* **WHAT IS NEEDED**
Restate the records that follow word for word. Omit the images.

* **DATA RECORDS**
○ ○ ○ ○ ○

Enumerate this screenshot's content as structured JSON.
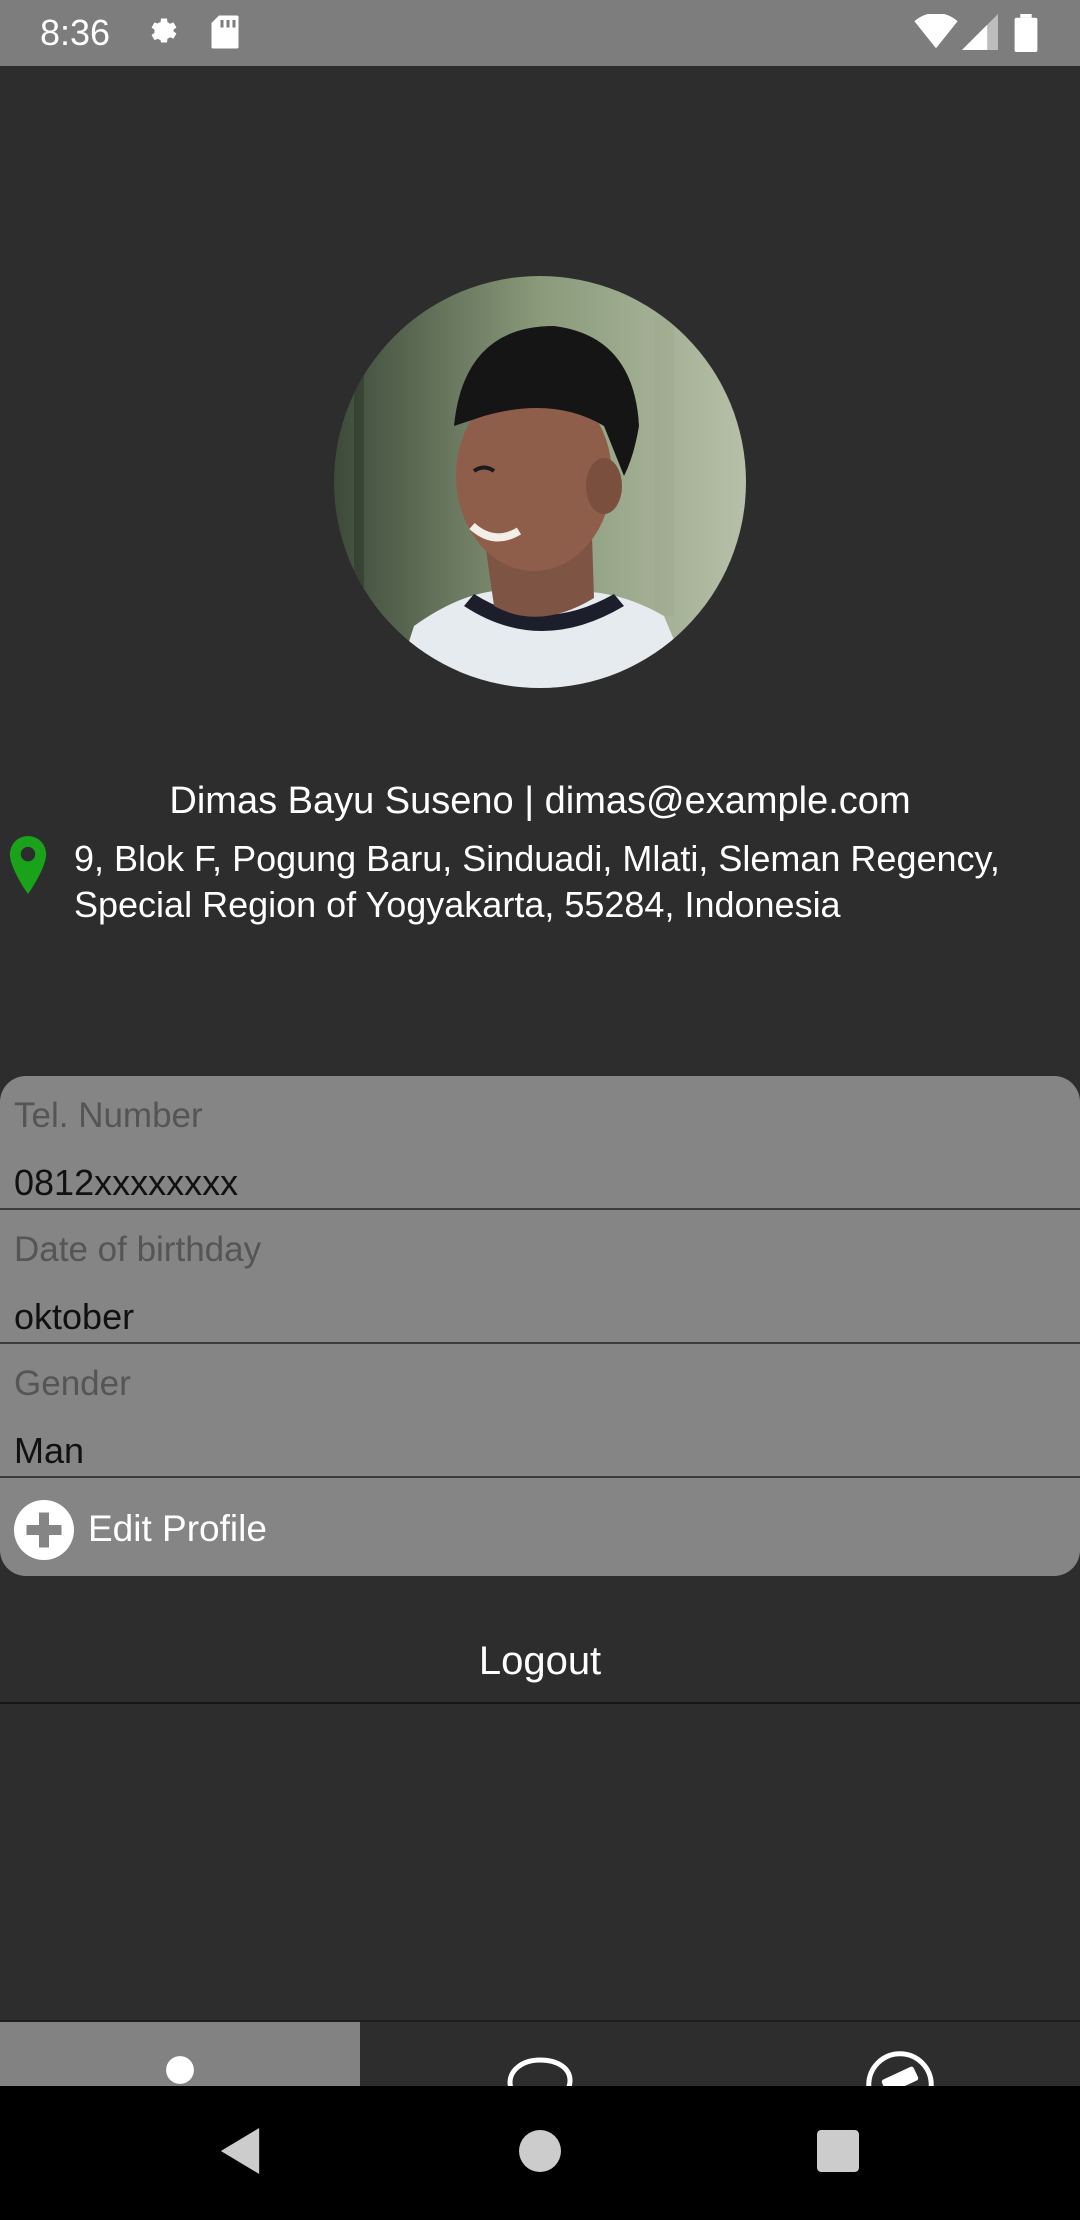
{
  "status_bar": {
    "time": "8:36",
    "icons": [
      "settings-icon",
      "sd-card-icon",
      "wifi-icon",
      "signal-icon",
      "battery-icon"
    ]
  },
  "profile": {
    "name_line": "Dimas Bayu Suseno | dimas@example.com",
    "address": "9, Blok F, Pogung Baru, Sinduadi, Mlati, Sleman Regency, Special Region of Yogyakarta, 55284, Indonesia",
    "avatar_icon": "person-photo"
  },
  "fields": [
    {
      "label": "Tel. Number",
      "value": "0812xxxxxxxx"
    },
    {
      "label": "Date of birthday",
      "value": "oktober"
    },
    {
      "label": "Gender",
      "value": "Man"
    }
  ],
  "edit_profile_label": "Edit Profile",
  "logout_label": "Logout",
  "bottom_nav": [
    "profile-icon",
    "chat-icon",
    "telescope-icon"
  ],
  "colors": {
    "background": "#2e2d2d",
    "card": "#858585",
    "status_bar": "#7d7d7d",
    "pin": "#1aa31a",
    "active_tab": "#828282"
  }
}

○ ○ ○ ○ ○

* **RESULT FOR THIS TASK**
Enumerate this screenshot's content as structured JSON.
{
  "status_bar": {
    "time": "8:36",
    "icons": [
      "settings-icon",
      "sd-card-icon",
      "wifi-icon",
      "signal-icon",
      "battery-icon"
    ]
  },
  "profile": {
    "name_line": "Dimas Bayu Suseno | dimas@example.com",
    "address": "9, Blok F, Pogung Baru, Sinduadi, Mlati, Sleman Regency, Special Region of Yogyakarta, 55284, Indonesia",
    "avatar_icon": "person-photo"
  },
  "fields": [
    {
      "label": "Tel. Number",
      "value": "0812xxxxxxxx"
    },
    {
      "label": "Date of birthday",
      "value": "oktober"
    },
    {
      "label": "Gender",
      "value": "Man"
    }
  ],
  "edit_profile_label": "Edit Profile",
  "logout_label": "Logout",
  "bottom_nav": [
    "profile-icon",
    "chat-icon",
    "telescope-icon"
  ],
  "colors": {
    "background": "#2e2d2d",
    "card": "#858585",
    "status_bar": "#7d7d7d",
    "pin": "#1aa31a",
    "active_tab": "#828282"
  }
}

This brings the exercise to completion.